Only 28 of those aircraft remain – and one of them has now gone on display at the RAF Museum Cosford.
But the plane is no stranger to museums – it spent more than 20 years suspended from the ceiling of the Imperial War Museum in London.
Clare Carr, RAF Museum Cosford assistant curator, said: “Anything German and World War Two is a rare aircraft, so it’s just wonderful we can have it here in Shropshire. As an aircraft, it was so prolific and so successful during the war, but is now so scarce. To have one here, and one with such a unique history, is so exciting.”

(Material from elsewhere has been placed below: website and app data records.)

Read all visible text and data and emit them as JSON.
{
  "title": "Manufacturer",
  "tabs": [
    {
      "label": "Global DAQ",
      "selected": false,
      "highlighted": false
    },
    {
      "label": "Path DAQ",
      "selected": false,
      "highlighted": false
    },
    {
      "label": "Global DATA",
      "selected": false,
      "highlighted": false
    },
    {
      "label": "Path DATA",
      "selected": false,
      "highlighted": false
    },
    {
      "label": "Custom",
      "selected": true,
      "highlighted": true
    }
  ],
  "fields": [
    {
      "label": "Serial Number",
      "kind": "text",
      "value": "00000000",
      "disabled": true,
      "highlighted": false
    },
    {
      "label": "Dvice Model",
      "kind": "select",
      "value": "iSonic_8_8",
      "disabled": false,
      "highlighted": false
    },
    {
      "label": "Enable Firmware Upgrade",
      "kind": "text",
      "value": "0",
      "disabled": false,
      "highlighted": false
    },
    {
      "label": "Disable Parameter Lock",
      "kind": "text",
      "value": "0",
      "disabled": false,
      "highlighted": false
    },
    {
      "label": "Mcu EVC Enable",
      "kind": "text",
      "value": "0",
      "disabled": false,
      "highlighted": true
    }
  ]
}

Cosford’s new exhibit is a unique survivor of a German Mistel combination, where a small fighter plane would be mounted on top of a bomber, such as the Junkers Ju 88.
It was used to train pilots in Denmark, where it was surrendered in Denmark in May 1945, and then flown to Germany, still joined to the Junkers.
In Germany it was split from the bomber and both were due to be transported to Britain for examination. But the Ju 88 half never reached the UK, and it is assumed it was scrapped.
Ms Carr added: “It has been displayed in the Imperial War Museum for many years and during their redevelopment it has been brought to our conservation area here in Cosford, but the opportunity for us to have it on display was so great we made room for it.
The aircraft spent several years on display at RAF Cranwell before a short period in storage at RAF Biggin Hill. In 1986 it went on loan to Imperial War Museum Duxford where it was given corrosion treatment and had its paint restored.
Four years later, it was moved to Imperial War Museum South Lambeth where it remained until last December when it came to Cosford for some maintenance, before finally going on show on Monday where it is now set to be a permanent display.